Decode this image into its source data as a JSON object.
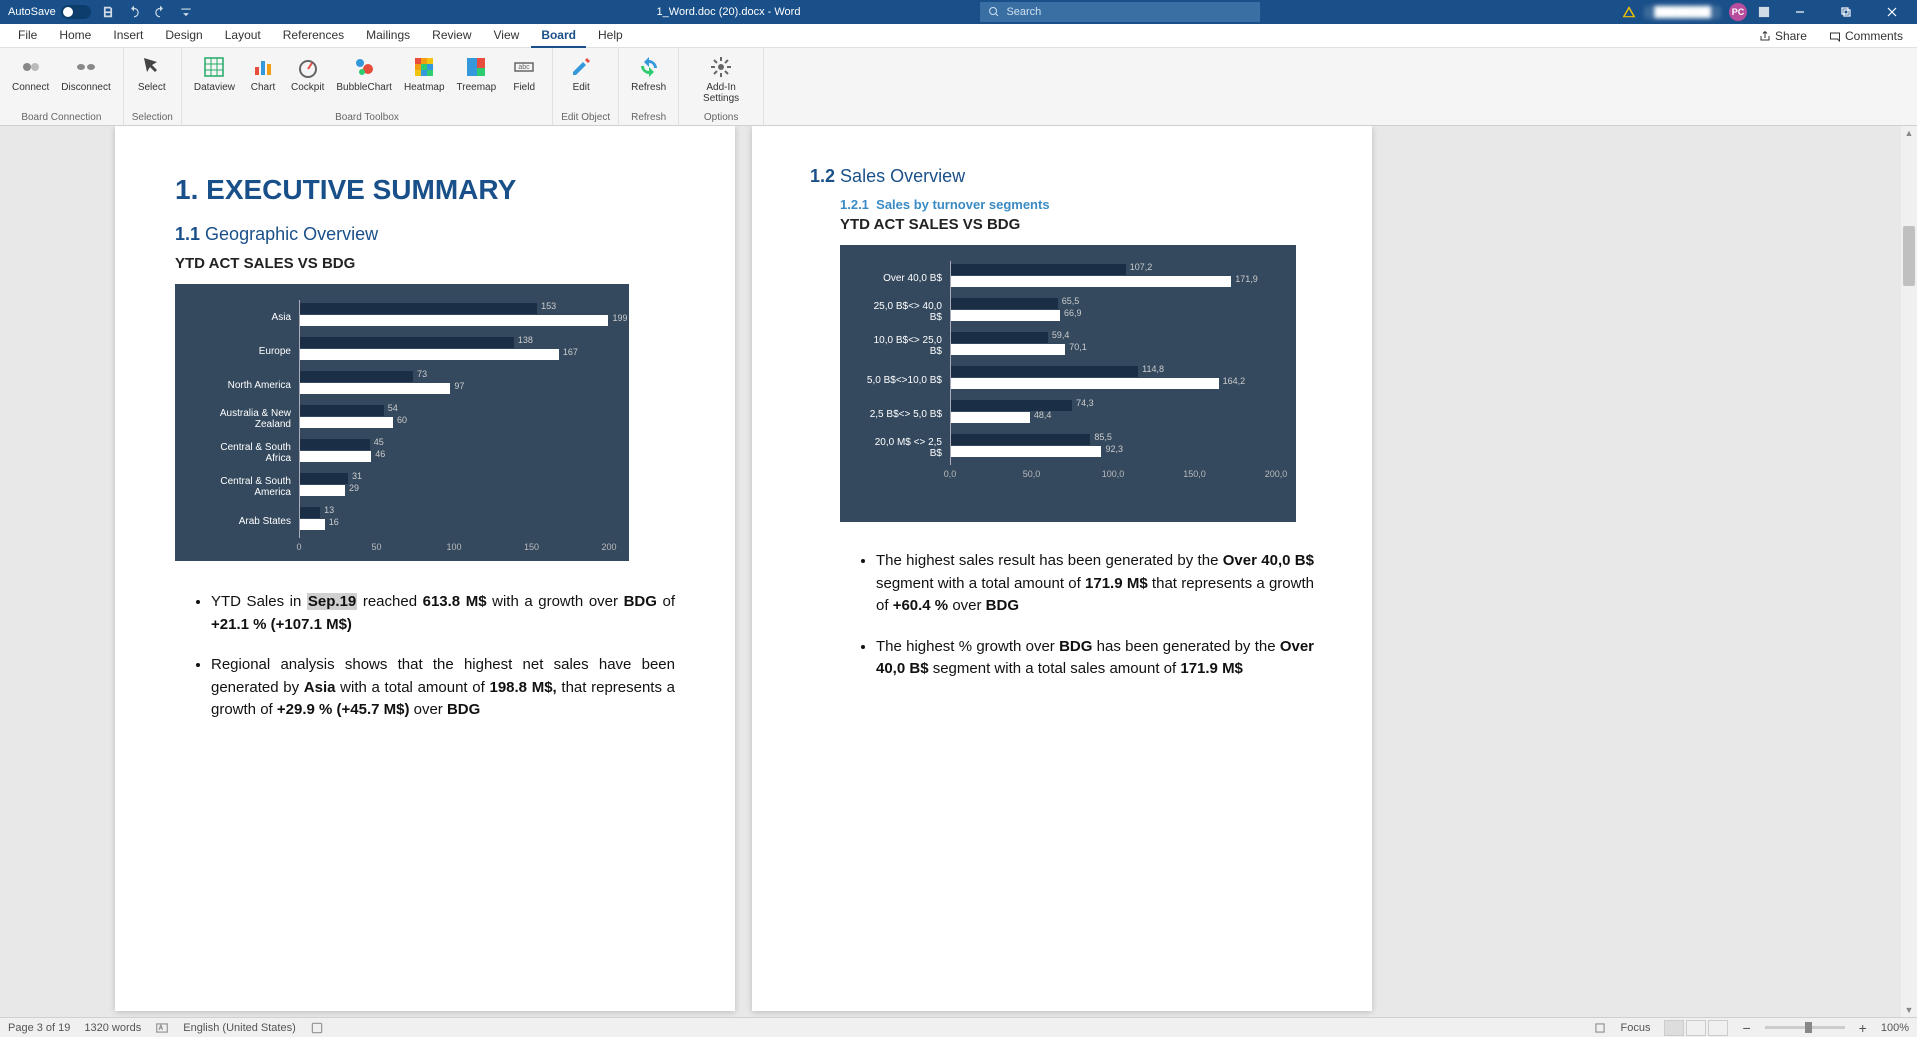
{
  "titlebar": {
    "autosave_label": "AutoSave",
    "autosave_state": "Off",
    "doc_title": "1_Word.doc (20).docx - Word",
    "search_placeholder": "Search",
    "user_initials": "PC"
  },
  "menubar": {
    "tabs": [
      "File",
      "Home",
      "Insert",
      "Design",
      "Layout",
      "References",
      "Mailings",
      "Review",
      "View",
      "Board",
      "Help"
    ],
    "active_tab": "Board",
    "share": "Share",
    "comments": "Comments"
  },
  "ribbon": {
    "groups": [
      {
        "label": "Board Connection",
        "items": [
          "Connect",
          "Disconnect"
        ]
      },
      {
        "label": "Selection",
        "items": [
          "Select"
        ]
      },
      {
        "label": "Board Toolbox",
        "items": [
          "Dataview",
          "Chart",
          "Cockpit",
          "BubbleChart",
          "Heatmap",
          "Treemap",
          "Field"
        ]
      },
      {
        "label": "Edit Object",
        "items": [
          "Edit"
        ]
      },
      {
        "label": "Refresh",
        "items": [
          "Refresh"
        ]
      },
      {
        "label": "Options",
        "items": [
          "Add-In Settings"
        ]
      }
    ]
  },
  "doc": {
    "h1_num": "1.",
    "h1_txt": "EXECUTIVE SUMMARY",
    "sec11_num": "1.1",
    "sec11_txt": "Geographic Overview",
    "chart1_title": "YTD ACT SALES VS BDG",
    "sec12_num": "1.2",
    "sec12_txt": "Sales Overview",
    "sec121_num": "1.2.1",
    "sec121_txt": "Sales by turnover segments",
    "chart2_title": "YTD ACT SALES VS BDG",
    "b1_p1": "YTD Sales in  ",
    "b1_p2": "Sep.19",
    "b1_p3": " reached ",
    "b1_p4": "613.8 M$",
    "b1_p5": " with a growth over ",
    "b1_p6": "BDG",
    "b1_p7": " of ",
    "b1_p8": "+21.1 % (+107.1 M$)",
    "b2_p1": "Regional analysis shows that the highest net sales have been generated by ",
    "b2_p2": "Asia",
    "b2_p3": " with a total amount of ",
    "b2_p4": "198.8 M$,",
    "b2_p5": " that represents a growth of  ",
    "b2_p6": "+29.9 % (+45.7 M$)",
    "b2_p7": " over ",
    "b2_p8": "BDG",
    "r1_p1": "The highest sales result has been generated by the ",
    "r1_p2": "Over 40,0 B$",
    "r1_p3": " segment with a total amount of ",
    "r1_p4": "171.9 M$",
    "r1_p5": " that represents a growth of ",
    "r1_p6": "+60.4 %",
    "r1_p7": " over ",
    "r1_p8": "BDG",
    "r2_p1": "The highest % growth over ",
    "r2_p2": "BDG",
    "r2_p3": " has been generated by the ",
    "r2_p4": "Over 40,0 B$",
    "r2_p5": " segment with a total sales amount of ",
    "r2_p6": "171.9 M$"
  },
  "chart_data": [
    {
      "type": "bar",
      "orientation": "horizontal",
      "categories": [
        "Asia",
        "Europe",
        "North America",
        "Australia & New Zealand",
        "Central & South Africa",
        "Central & South America",
        "Arab States"
      ],
      "series": [
        {
          "name": "BDG",
          "color": "#1a2f45",
          "values": [
            153,
            138,
            73,
            54,
            45,
            31,
            13
          ]
        },
        {
          "name": "ACT",
          "color": "#ffffff",
          "values": [
            199,
            167,
            97,
            60,
            46,
            29,
            16
          ]
        }
      ],
      "xlim": [
        0,
        200
      ],
      "x_ticks": [
        0,
        50,
        100,
        150,
        200
      ],
      "title": "YTD ACT SALES VS BDG"
    },
    {
      "type": "bar",
      "orientation": "horizontal",
      "categories": [
        "Over 40,0 B$",
        "25,0 B$<> 40,0 B$",
        "10,0 B$<> 25,0 B$",
        "5,0 B$<>10,0 B$",
        "2,5 B$<> 5,0 B$",
        "20,0 M$ <> 2,5 B$"
      ],
      "series": [
        {
          "name": "BDG",
          "color": "#1a2f45",
          "values": [
            107.2,
            65.5,
            59.4,
            114.8,
            74.3,
            85.5
          ]
        },
        {
          "name": "ACT",
          "color": "#ffffff",
          "values": [
            171.9,
            66.9,
            70.1,
            164.2,
            48.4,
            92.3
          ]
        }
      ],
      "xlim": [
        0,
        200
      ],
      "x_ticks": [
        0.0,
        50.0,
        100.0,
        150.0,
        200.0
      ],
      "x_tick_labels": [
        "0,0",
        "50,0",
        "100,0",
        "150,0",
        "200,0"
      ],
      "title": "YTD ACT SALES VS BDG"
    }
  ],
  "statusbar": {
    "page": "Page 3 of 19",
    "words": "1320 words",
    "lang": "English (United States)",
    "focus": "Focus",
    "zoom": "100%"
  }
}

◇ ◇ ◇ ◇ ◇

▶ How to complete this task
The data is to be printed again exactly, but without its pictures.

▶ Response area
Decode this image into its source data as a JSON object.
{
  "titlebar": {
    "autosave_label": "AutoSave",
    "autosave_state": "Off",
    "doc_title": "1_Word.doc (20).docx - Word",
    "search_placeholder": "Search",
    "user_initials": "PC"
  },
  "menubar": {
    "tabs": [
      "File",
      "Home",
      "Insert",
      "Design",
      "Layout",
      "References",
      "Mailings",
      "Review",
      "View",
      "Board",
      "Help"
    ],
    "active_tab": "Board",
    "share": "Share",
    "comments": "Comments"
  },
  "ribbon": {
    "groups": [
      {
        "label": "Board Connection",
        "items": [
          "Connect",
          "Disconnect"
        ]
      },
      {
        "label": "Selection",
        "items": [
          "Select"
        ]
      },
      {
        "label": "Board Toolbox",
        "items": [
          "Dataview",
          "Chart",
          "Cockpit",
          "BubbleChart",
          "Heatmap",
          "Treemap",
          "Field"
        ]
      },
      {
        "label": "Edit Object",
        "items": [
          "Edit"
        ]
      },
      {
        "label": "Refresh",
        "items": [
          "Refresh"
        ]
      },
      {
        "label": "Options",
        "items": [
          "Add-In Settings"
        ]
      }
    ]
  },
  "doc": {
    "h1_num": "1.",
    "h1_txt": "EXECUTIVE SUMMARY",
    "sec11_num": "1.1",
    "sec11_txt": "Geographic Overview",
    "chart1_title": "YTD ACT SALES VS BDG",
    "sec12_num": "1.2",
    "sec12_txt": "Sales Overview",
    "sec121_num": "1.2.1",
    "sec121_txt": "Sales by turnover segments",
    "chart2_title": "YTD ACT SALES VS BDG",
    "b1_p1": "YTD Sales in  ",
    "b1_p2": "Sep.19",
    "b1_p3": " reached ",
    "b1_p4": "613.8 M$",
    "b1_p5": " with a growth over ",
    "b1_p6": "BDG",
    "b1_p7": " of ",
    "b1_p8": "+21.1 % (+107.1 M$)",
    "b2_p1": "Regional analysis shows that the highest net sales have been generated by ",
    "b2_p2": "Asia",
    "b2_p3": " with a total amount of ",
    "b2_p4": "198.8 M$,",
    "b2_p5": " that represents a growth of  ",
    "b2_p6": "+29.9 % (+45.7 M$)",
    "b2_p7": " over ",
    "b2_p8": "BDG",
    "r1_p1": "The highest sales result has been generated by the ",
    "r1_p2": "Over 40,0 B$",
    "r1_p3": " segment with a total amount of ",
    "r1_p4": "171.9 M$",
    "r1_p5": " that represents a growth of ",
    "r1_p6": "+60.4 %",
    "r1_p7": " over ",
    "r1_p8": "BDG",
    "r2_p1": "The highest % growth over ",
    "r2_p2": "BDG",
    "r2_p3": " has been generated by the ",
    "r2_p4": "Over 40,0 B$",
    "r2_p5": " segment with a total sales amount of ",
    "r2_p6": "171.9 M$"
  },
  "chart_data": [
    {
      "type": "bar",
      "orientation": "horizontal",
      "categories": [
        "Asia",
        "Europe",
        "North America",
        "Australia & New Zealand",
        "Central & South Africa",
        "Central & South America",
        "Arab States"
      ],
      "series": [
        {
          "name": "BDG",
          "color": "#1a2f45",
          "values": [
            153,
            138,
            73,
            54,
            45,
            31,
            13
          ]
        },
        {
          "name": "ACT",
          "color": "#ffffff",
          "values": [
            199,
            167,
            97,
            60,
            46,
            29,
            16
          ]
        }
      ],
      "xlim": [
        0,
        200
      ],
      "x_ticks": [
        0,
        50,
        100,
        150,
        200
      ],
      "title": "YTD ACT SALES VS BDG"
    },
    {
      "type": "bar",
      "orientation": "horizontal",
      "categories": [
        "Over 40,0 B$",
        "25,0 B$<> 40,0 B$",
        "10,0 B$<> 25,0 B$",
        "5,0 B$<>10,0 B$",
        "2,5 B$<> 5,0 B$",
        "20,0 M$ <> 2,5 B$"
      ],
      "series": [
        {
          "name": "BDG",
          "color": "#1a2f45",
          "values": [
            107.2,
            65.5,
            59.4,
            114.8,
            74.3,
            85.5
          ]
        },
        {
          "name": "ACT",
          "color": "#ffffff",
          "values": [
            171.9,
            66.9,
            70.1,
            164.2,
            48.4,
            92.3
          ]
        }
      ],
      "xlim": [
        0,
        200
      ],
      "x_ticks": [
        0.0,
        50.0,
        100.0,
        150.0,
        200.0
      ],
      "x_tick_labels": [
        "0,0",
        "50,0",
        "100,0",
        "150,0",
        "200,0"
      ],
      "title": "YTD ACT SALES VS BDG"
    }
  ],
  "statusbar": {
    "page": "Page 3 of 19",
    "words": "1320 words",
    "lang": "English (United States)",
    "focus": "Focus",
    "zoom": "100%"
  }
}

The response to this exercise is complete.